From the records below, copy out each line that has the word "illustration".

[Website and app data records]
▼▼▼

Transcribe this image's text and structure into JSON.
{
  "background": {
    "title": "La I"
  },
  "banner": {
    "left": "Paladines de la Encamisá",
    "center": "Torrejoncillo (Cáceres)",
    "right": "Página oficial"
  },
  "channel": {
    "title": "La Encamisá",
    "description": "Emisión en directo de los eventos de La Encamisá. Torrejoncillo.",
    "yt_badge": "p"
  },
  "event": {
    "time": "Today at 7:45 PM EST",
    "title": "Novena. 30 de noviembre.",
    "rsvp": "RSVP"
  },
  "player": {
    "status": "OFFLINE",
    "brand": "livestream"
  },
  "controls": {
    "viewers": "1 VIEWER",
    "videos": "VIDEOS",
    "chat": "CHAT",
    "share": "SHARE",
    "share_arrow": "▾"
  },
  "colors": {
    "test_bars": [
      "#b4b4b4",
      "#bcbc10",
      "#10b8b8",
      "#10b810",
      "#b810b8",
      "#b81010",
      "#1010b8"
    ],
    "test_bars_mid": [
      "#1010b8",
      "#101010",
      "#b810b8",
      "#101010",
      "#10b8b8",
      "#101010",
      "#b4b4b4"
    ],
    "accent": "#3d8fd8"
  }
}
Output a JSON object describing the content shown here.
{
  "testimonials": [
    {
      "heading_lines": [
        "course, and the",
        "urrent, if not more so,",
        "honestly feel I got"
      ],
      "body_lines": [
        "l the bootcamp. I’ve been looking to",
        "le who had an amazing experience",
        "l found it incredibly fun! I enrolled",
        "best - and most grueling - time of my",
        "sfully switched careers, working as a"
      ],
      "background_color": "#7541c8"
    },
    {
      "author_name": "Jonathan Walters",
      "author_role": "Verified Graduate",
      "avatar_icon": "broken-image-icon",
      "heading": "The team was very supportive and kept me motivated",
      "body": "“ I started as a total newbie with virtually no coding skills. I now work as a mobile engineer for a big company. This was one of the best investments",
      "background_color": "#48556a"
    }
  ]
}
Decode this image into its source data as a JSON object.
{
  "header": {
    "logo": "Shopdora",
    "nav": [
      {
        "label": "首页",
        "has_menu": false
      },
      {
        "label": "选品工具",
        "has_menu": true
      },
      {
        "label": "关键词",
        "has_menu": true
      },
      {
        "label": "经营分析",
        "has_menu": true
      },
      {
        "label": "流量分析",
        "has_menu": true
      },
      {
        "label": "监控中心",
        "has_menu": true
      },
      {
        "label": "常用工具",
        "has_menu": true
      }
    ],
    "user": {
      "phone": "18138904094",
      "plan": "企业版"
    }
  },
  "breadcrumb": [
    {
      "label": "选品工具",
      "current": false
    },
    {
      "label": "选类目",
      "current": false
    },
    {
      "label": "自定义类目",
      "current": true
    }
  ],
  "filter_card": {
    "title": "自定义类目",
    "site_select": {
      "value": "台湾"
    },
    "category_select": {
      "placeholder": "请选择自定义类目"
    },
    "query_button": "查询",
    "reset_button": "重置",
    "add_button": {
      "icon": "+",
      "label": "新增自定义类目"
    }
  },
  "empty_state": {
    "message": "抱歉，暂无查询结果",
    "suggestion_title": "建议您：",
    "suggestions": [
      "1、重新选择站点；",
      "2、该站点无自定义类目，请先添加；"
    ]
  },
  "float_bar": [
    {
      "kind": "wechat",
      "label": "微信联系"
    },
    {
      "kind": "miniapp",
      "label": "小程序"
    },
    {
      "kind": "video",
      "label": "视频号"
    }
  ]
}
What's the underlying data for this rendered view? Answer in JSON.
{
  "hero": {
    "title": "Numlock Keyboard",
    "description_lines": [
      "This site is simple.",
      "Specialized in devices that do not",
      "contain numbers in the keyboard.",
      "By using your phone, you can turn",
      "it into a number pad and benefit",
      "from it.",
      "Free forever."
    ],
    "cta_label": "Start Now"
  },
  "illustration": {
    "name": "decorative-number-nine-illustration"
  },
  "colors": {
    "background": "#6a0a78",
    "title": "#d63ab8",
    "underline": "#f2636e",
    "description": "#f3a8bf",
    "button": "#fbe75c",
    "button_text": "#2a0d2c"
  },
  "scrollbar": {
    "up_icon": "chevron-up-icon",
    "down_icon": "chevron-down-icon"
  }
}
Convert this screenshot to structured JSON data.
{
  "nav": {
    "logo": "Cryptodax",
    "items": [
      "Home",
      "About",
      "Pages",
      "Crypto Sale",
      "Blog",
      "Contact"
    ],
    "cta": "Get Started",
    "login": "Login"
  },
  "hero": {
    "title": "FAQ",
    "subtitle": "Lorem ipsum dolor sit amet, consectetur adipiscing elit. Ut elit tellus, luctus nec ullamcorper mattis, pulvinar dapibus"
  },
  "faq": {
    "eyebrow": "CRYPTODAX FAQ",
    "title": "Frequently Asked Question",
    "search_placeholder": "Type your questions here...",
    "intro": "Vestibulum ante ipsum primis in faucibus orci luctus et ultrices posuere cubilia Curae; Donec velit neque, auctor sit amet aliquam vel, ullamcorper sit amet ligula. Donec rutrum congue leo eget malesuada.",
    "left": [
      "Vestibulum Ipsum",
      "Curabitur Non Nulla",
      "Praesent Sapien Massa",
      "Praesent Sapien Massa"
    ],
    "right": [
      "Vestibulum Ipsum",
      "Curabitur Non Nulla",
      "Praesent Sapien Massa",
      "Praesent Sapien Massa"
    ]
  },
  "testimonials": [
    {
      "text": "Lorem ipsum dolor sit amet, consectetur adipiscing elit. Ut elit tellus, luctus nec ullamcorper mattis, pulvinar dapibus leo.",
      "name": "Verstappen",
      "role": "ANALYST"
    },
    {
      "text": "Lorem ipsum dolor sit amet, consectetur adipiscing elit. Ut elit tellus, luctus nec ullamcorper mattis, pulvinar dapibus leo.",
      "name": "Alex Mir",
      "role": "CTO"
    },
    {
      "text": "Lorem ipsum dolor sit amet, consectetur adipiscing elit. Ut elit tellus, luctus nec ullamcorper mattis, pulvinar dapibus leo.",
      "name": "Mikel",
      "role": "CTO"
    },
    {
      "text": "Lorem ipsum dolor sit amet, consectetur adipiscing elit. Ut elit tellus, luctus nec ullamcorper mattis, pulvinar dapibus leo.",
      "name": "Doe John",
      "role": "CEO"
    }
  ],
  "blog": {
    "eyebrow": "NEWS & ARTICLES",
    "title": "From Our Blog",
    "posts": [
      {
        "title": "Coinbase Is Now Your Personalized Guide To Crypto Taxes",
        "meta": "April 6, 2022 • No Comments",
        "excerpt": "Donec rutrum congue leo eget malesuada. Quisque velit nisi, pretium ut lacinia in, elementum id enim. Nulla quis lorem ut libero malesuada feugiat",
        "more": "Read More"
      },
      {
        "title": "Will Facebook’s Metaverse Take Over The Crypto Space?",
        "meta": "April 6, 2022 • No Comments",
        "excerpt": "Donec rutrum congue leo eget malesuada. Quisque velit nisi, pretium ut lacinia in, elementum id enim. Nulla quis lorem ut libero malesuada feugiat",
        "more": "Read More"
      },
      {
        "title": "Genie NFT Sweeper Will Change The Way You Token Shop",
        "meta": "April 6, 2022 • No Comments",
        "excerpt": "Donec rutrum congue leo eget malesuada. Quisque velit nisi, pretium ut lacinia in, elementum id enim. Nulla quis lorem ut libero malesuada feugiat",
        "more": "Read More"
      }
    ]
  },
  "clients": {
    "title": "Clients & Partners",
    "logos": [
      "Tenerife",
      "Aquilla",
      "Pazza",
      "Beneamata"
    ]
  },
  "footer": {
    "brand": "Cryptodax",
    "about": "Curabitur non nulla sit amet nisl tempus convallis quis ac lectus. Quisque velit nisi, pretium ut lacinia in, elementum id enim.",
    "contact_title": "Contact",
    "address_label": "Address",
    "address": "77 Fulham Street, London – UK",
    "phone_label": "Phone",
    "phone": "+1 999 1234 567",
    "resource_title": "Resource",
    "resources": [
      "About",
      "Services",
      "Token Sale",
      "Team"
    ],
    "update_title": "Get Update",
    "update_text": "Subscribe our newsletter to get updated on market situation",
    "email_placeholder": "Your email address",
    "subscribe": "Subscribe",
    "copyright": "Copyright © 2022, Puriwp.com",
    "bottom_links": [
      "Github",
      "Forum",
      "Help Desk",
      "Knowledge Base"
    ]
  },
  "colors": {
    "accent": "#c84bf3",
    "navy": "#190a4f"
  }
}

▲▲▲

### Written solution
  "illustration": {
    "name": "decorative-number-nine-illustration"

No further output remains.